── Data listing

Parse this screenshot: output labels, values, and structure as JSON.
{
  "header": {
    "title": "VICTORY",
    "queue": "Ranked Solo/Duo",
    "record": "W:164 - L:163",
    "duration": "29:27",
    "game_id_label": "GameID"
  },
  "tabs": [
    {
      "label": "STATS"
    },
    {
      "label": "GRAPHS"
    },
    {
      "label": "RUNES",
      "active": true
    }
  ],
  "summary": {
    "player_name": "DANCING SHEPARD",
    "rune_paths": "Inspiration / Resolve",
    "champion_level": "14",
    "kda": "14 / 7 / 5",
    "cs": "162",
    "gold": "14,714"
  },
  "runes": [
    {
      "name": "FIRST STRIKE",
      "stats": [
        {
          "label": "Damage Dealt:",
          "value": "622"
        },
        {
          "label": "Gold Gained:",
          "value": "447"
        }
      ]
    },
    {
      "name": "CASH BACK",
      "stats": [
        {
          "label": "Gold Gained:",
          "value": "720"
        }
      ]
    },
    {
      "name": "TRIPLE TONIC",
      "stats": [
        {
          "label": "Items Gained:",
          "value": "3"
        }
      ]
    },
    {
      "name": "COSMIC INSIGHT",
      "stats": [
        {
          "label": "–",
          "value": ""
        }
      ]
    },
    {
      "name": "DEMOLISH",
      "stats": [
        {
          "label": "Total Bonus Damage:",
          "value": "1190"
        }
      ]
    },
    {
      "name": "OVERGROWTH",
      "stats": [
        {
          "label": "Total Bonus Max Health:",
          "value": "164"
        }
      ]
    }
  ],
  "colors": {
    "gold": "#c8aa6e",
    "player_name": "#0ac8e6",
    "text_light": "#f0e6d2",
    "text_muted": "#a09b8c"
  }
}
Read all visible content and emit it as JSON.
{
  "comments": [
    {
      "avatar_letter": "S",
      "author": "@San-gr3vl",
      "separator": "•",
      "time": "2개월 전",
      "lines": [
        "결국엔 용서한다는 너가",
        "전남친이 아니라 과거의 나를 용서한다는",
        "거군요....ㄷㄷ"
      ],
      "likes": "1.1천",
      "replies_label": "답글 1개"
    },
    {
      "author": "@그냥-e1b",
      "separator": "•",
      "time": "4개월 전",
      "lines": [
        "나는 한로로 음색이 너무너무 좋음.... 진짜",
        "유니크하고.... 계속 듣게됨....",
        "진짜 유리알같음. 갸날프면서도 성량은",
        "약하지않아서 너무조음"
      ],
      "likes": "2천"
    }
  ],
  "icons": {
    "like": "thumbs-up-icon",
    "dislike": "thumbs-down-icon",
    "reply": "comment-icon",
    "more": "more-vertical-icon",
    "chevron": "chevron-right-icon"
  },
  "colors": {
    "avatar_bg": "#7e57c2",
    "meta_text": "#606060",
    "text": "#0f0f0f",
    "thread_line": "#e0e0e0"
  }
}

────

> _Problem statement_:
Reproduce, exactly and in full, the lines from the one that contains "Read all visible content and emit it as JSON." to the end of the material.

> _Expected output_:
Read all visible content and emit it as JSON.
{
  "comments": [
    {
      "avatar_letter": "S",
      "author": "@San-gr3vl",
      "separator": "•",
      "time": "2개월 전",
      "lines": [
        "결국엔 용서한다는 너가",
        "전남친이 아니라 과거의 나를 용서한다는",
        "거군요....ㄷㄷ"
      ],
      "likes": "1.1천",
      "replies_label": "답글 1개"
    },
    {
      "author": "@그냥-e1b",
      "separator": "•",
      "time": "4개월 전",
      "lines": [
        "나는 한로로 음색이 너무너무 좋음.... 진짜",
        "유니크하고.... 계속 듣게됨....",
        "진짜 유리알같음. 갸날프면서도 성량은",
        "약하지않아서 너무조음"
      ],
      "likes": "2천"
    }
  ],
  "icons": {
    "like": "thumbs-up-icon",
    "dislike": "thumbs-down-icon",
    "reply": "comment-icon",
    "more": "more-vertical-icon",
    "chevron": "chevron-right-icon"
  },
  "colors": {
    "avatar_bg": "#7e57c2",
    "meta_text": "#606060",
    "text": "#0f0f0f",
    "thread_line": "#e0e0e0"
  }
}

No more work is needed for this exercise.